It's always sad when something comes to an end, but thanks to its creator, Brian Thomas, the groundbreaking multimedia project "If Monks Had Macs" that started 21 years ago will live on as a free download.
We've written about "If Monks Had Macs" in several of our gift issues in the past; rather than attempt yet another explanation of something that seemingly tries to defy all description, I'll bring forward what we wrote in the past.
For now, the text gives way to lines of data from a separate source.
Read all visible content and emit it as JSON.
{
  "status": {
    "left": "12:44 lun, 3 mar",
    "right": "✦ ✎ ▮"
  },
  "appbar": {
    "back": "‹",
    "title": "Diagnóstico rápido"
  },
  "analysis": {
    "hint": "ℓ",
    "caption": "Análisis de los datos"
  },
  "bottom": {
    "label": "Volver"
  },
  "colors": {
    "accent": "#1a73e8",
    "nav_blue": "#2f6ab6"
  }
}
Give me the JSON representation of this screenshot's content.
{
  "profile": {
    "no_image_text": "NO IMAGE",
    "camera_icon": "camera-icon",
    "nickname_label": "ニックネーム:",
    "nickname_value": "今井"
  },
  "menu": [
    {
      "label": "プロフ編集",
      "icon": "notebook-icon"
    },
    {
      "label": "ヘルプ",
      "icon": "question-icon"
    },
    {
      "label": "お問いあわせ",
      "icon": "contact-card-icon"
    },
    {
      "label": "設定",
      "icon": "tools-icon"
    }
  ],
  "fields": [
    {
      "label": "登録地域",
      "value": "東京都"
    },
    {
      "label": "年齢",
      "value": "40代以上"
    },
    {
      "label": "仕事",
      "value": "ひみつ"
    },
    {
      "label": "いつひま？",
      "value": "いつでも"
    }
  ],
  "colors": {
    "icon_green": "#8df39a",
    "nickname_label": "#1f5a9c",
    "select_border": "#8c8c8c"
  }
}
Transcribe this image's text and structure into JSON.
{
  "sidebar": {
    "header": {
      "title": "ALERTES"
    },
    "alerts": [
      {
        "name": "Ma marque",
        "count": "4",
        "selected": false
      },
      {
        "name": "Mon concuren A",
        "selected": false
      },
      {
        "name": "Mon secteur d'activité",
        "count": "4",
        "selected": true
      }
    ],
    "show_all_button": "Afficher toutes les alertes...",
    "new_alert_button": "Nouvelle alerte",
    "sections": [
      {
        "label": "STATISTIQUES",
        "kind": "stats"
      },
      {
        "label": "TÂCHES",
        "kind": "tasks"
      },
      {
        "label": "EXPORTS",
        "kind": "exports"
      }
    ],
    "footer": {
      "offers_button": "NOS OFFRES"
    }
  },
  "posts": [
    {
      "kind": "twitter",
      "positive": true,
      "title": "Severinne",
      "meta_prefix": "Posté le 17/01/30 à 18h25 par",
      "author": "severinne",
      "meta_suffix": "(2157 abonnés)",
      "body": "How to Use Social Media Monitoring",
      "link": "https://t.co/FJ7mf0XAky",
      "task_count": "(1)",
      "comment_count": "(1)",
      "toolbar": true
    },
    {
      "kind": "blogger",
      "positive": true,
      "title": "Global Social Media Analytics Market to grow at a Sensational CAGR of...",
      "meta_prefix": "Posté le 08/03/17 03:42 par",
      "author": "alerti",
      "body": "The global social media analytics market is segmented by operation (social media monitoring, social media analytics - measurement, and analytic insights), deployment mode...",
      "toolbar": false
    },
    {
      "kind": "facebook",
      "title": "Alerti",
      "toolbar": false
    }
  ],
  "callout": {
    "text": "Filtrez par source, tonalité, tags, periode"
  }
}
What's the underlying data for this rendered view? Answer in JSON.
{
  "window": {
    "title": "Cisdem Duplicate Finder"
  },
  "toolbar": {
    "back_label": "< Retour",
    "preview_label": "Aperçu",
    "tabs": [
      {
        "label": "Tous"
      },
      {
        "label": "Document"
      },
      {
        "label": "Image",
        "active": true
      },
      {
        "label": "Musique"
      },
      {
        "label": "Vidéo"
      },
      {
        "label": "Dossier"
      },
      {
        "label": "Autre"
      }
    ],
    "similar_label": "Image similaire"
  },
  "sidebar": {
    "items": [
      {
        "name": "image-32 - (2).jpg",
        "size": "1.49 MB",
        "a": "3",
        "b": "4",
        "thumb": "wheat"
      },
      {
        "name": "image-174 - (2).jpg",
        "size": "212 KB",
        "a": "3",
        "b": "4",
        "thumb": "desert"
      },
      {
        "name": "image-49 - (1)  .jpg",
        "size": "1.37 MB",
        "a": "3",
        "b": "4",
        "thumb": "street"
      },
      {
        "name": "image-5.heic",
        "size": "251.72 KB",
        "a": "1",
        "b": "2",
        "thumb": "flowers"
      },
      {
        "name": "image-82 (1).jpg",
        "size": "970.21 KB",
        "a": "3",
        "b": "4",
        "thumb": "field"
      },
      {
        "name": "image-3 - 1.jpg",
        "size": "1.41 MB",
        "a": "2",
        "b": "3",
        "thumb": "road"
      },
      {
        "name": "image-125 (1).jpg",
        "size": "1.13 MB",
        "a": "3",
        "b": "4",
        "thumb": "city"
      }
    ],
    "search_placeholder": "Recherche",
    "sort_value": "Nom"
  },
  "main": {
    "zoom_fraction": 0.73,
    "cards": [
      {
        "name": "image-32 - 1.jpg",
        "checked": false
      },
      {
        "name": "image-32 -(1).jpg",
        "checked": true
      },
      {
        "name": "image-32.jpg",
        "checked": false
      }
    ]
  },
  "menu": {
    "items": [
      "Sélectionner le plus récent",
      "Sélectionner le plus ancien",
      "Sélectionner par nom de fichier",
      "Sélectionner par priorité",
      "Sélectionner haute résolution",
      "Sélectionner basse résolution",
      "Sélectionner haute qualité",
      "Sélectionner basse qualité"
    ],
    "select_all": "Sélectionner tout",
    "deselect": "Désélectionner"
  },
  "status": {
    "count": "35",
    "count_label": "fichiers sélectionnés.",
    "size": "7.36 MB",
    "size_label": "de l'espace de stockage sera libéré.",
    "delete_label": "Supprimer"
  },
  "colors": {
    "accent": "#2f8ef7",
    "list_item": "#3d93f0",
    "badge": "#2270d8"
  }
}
In 2003, Matt Neuburg described "If Monks Had Macs" like this: "I'm not sure whether this counts as software, a game, a multimedia experience, a book, or nostalgia. It's 'If Monks Had Macs,' which started life as a HyperCard stack before I even knew HyperCard existed, turned into a Voyager multimedia CD, and is now available cross-platform, thanks to Runtime Revolution. If Monks (as we like to call it) is impossible to describe. It's a truly visionary hyperlinked collection of books, music, art, games, and activities, plus several applications you can use separately, such as a hyperlinked journal-writer and an ebook text reader that works with Project Gutenberg files and other free online books. It's genuine New Media - a multi-dimensional, quirky vision from the mind of an eclectic thinker. If you've been wondering (and who hasn't?) what Chesterton's Father Brown, Heart of Darkness, Schubert, Thoreau, and the Kennedy assassination have to do with one another, this is your chance to find out. I remember the earliest If Monks incarnations with fondness, so this new version is on my wish list."
And I wrote in 2004: "A word you seldom see applied to software is 'thoughtful,' and in this case, I mean it literally, as in 'full of thought.' But I can think of no better label for Brian Thomas's 'If Monks Had Macs,' an interactive multimedia CD-ROM title that defies prosaic description. It's packed with original texts from the like of Henry David Thoreau and G.K. Chesterton, highly readable essays and critical analyses, a visual exploration of Pieter Bruegel the Elder's Tower of Babel painting, a telling of the story behind an underground newsletter called The White Rose from a student resistance group in Nazi Germany, and far more. A playful sub-current swirls through everything - there's an illustrated medieval text adventure game (you're a monk, needless to say) in which you find cards for a solitaire game. A journaling application helps you record your impressions and musings as you meander through the application's many byways. 'If Monks Had Macs' started out life years ago as a HyperCard stack (now converted to Runtime Revolution, supported by a separate ebook reader), and that retro aesthetic now merely adds to the whimsy."
Brian Thomas isn't just shoveling old software onto the Internet; he has worked to remake the Killing Time game (also available as a free download, and it's only about 10 MB), and has added more recent photos and essays to the main project. But as he told me, he's returning to his roots as a photographer, and is leaving shortly for Cambodia. Before he left, he wanted to make "If Monks Had Macs" available for free download.
But it's not quite as easy as it seems to distribute a 130 MB disk image, and after some discussion on TidBITS Talk, Brian opted for three disparate methods, all of which are free (to him and to downloaders, which was important), but which all have their limitations. They're outlined below for anyone else who is thinking about distributing a very large file to the public. All three download methods are linked from Brian's Web site.
- The first method uses a free Dropbox account, which will likely work well over time, but Dropbox temporarily suspends downloads from accounts that use unusual amounts of bandwidth, and for the moment, the Dropbox links just won't work.
- The second method uses the file distribution service RapidShare, which offers free downloads, but only when their servers are sufficiently available. When I tried to download via RapidShare, I was told their servers were overloaded and was encouraged to pay for a premium account.
- The third method relies on the most obvious approach - shared bandwidth via BitTorrent - and it worked well for downloading the 130 MB disk image. The problem with BitTorrent in the long term is that someone has to continue to seed (make the file available for retrieval) forever. Plus, downloading via BitTorrent requires a BitTorrent client like Transmission, so it's a bit more of a fuss for users. But if BitTorrent absorbs the bandwidth spike in the next few days and weeks, the other methods should work from then on.
- There is one other approach, which is that if you can get your order in by 18 January 2010, Brian will ship you an "If Monks Had Macs" CD for only $10. He really is leaving the country, so he'll shut down the online ordering once he (or his friends) can no longer fulfill CDs.
I would strongly encourage people to download a copy of "If Monks Had Macs" via BitTorrent soon, purely to make sure you have a copy while it's definitely still available. And, if you have plenty of bandwidth, leave your BitTorrent client running to seed the file to other people, which will lighten the load for everyone.
Kudos to Brian Thomas for refusing to let "If Monks Had Macs" simply fade away, and we wish him the best of luck.